In response to drivers’ concerns over restart rules and the ostensible growing tendency of drivers to break them, NASCAR announced this week a doubling of the length of the restart zones.
In feet, the length of the restart zone has been set at two times pit road speed. At Dover, where pit road speed is 35 mph, the restart zone measured 70 feet. Now it’s 140 feet, and most drivers felt the expansion will restore, appropriately, some of the advantage the race leader should have.
“To lengthen that box, I think is a great move,” said six-time Sprint Cup champion Jimmie Johnson. “I’m hopeful that they lengthen the box and bring it closer to the start/finish line. I think it will slow down some of the three- and four-wide into Turn 1 scenarios we have had. It will be less distance to get speed built up closer to the start/finish line and I think we will maybe control that space a little bit better.
“We should have better side-by-side restarts, which is what everybody is after. And then, obviously, the goal here is to give control back to the guy that has earned it – to the leader. That’s what happens, and I’m in favor of it. It’s a good call, and I am excited to see how it plays out.”

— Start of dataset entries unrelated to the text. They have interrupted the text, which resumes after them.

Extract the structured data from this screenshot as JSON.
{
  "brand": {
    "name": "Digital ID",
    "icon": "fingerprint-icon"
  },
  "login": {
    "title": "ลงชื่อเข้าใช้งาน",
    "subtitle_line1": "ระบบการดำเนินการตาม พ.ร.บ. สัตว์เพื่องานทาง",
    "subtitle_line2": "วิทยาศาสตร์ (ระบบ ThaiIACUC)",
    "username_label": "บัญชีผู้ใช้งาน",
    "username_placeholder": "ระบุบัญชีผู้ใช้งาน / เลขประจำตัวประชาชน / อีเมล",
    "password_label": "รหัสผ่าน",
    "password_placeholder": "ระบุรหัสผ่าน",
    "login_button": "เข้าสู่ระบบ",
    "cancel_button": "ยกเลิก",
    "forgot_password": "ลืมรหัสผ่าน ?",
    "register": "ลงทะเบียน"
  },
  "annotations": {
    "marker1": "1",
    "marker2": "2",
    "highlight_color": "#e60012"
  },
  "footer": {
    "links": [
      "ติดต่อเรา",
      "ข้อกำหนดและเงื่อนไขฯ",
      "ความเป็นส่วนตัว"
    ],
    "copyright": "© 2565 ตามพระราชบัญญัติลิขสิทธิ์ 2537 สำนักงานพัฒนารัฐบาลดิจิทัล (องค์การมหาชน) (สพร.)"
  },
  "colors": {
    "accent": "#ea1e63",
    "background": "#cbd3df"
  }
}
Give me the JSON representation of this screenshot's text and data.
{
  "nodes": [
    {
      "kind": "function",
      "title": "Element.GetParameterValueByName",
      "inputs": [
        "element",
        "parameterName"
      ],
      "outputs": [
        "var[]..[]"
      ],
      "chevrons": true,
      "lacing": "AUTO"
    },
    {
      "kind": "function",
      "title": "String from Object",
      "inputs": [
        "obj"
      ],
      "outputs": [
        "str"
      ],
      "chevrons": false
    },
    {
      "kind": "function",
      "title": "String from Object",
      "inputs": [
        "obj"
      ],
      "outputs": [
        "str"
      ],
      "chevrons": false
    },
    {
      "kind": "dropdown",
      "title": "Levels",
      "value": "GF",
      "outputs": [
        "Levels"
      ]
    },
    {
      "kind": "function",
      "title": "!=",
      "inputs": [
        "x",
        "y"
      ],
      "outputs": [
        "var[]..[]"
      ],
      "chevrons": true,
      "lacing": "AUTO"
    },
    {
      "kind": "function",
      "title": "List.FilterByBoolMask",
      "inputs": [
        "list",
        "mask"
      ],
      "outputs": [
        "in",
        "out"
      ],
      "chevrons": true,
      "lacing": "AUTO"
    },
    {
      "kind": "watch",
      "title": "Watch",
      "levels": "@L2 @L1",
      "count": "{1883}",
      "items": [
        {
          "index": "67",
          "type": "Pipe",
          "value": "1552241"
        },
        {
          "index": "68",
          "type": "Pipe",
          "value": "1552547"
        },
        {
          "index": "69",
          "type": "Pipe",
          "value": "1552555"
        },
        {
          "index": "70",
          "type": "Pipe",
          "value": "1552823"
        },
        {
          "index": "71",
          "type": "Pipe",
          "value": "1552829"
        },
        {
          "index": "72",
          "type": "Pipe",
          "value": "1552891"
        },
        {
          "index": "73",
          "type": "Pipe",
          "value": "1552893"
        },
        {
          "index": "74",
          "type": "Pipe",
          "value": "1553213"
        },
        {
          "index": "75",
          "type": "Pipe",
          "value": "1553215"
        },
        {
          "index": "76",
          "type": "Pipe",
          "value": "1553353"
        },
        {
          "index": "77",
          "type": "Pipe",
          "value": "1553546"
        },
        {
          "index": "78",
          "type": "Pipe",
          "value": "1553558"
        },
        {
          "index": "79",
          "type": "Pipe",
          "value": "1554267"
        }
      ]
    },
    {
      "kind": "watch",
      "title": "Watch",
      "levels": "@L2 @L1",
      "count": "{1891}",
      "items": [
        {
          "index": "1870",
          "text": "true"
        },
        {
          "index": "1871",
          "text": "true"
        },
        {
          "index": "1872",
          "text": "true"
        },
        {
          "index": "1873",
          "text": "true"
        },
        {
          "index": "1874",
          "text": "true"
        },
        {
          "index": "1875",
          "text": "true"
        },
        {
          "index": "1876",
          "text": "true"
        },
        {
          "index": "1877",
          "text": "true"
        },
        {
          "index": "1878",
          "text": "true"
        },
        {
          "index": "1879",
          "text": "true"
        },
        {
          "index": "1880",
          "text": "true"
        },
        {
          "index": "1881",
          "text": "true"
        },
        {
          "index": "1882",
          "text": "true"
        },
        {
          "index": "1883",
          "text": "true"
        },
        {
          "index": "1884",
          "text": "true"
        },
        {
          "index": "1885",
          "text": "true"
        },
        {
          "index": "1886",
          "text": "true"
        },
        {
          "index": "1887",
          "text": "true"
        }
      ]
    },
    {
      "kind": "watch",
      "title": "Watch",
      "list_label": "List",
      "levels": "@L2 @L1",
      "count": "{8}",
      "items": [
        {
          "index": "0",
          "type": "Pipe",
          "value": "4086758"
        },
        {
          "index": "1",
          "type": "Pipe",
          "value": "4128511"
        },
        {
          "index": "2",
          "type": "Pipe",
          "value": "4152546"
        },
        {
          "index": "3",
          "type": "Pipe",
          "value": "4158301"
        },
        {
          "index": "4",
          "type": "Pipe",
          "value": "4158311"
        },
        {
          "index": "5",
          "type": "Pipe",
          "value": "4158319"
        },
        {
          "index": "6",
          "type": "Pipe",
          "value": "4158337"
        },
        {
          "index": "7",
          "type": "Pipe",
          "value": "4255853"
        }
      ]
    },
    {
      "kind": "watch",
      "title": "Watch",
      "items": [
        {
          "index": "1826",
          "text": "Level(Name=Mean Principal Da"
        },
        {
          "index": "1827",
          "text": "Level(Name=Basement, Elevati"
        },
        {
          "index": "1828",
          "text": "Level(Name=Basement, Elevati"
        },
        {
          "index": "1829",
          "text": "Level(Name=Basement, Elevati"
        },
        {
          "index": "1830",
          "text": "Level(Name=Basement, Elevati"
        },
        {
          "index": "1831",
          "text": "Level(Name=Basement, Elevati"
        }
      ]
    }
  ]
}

Team Penske driver Joey Logano, whose teammate, Brad Keselowski, was penalized for jumping a restart last Sunday at New Hampshire, approved of the rule change.
“This doesn’t seem like anything that’s crazy, out-of-the-box, to me, as far as the rules change,” Logano said. “I remember growing up racing short tracks and stuff, and you could hit the gas in Turn 3 and go whenever you want. I feel like this kind of opens the box, which is good. There’s going to be plenty of gamesmanship still, and I think NASCAR has also set the precedent with what they did last week and enforcing the rule.
“That’s something they need to continue doing. It’s not just having it happen one time and then scare us, and then don’t do anything about it for the next three weeks. They finally put their foot down last week on what we can and can’t do, and that rule needs to be consistent and make sure that, when they see something, they make the same call and be consistent with that.”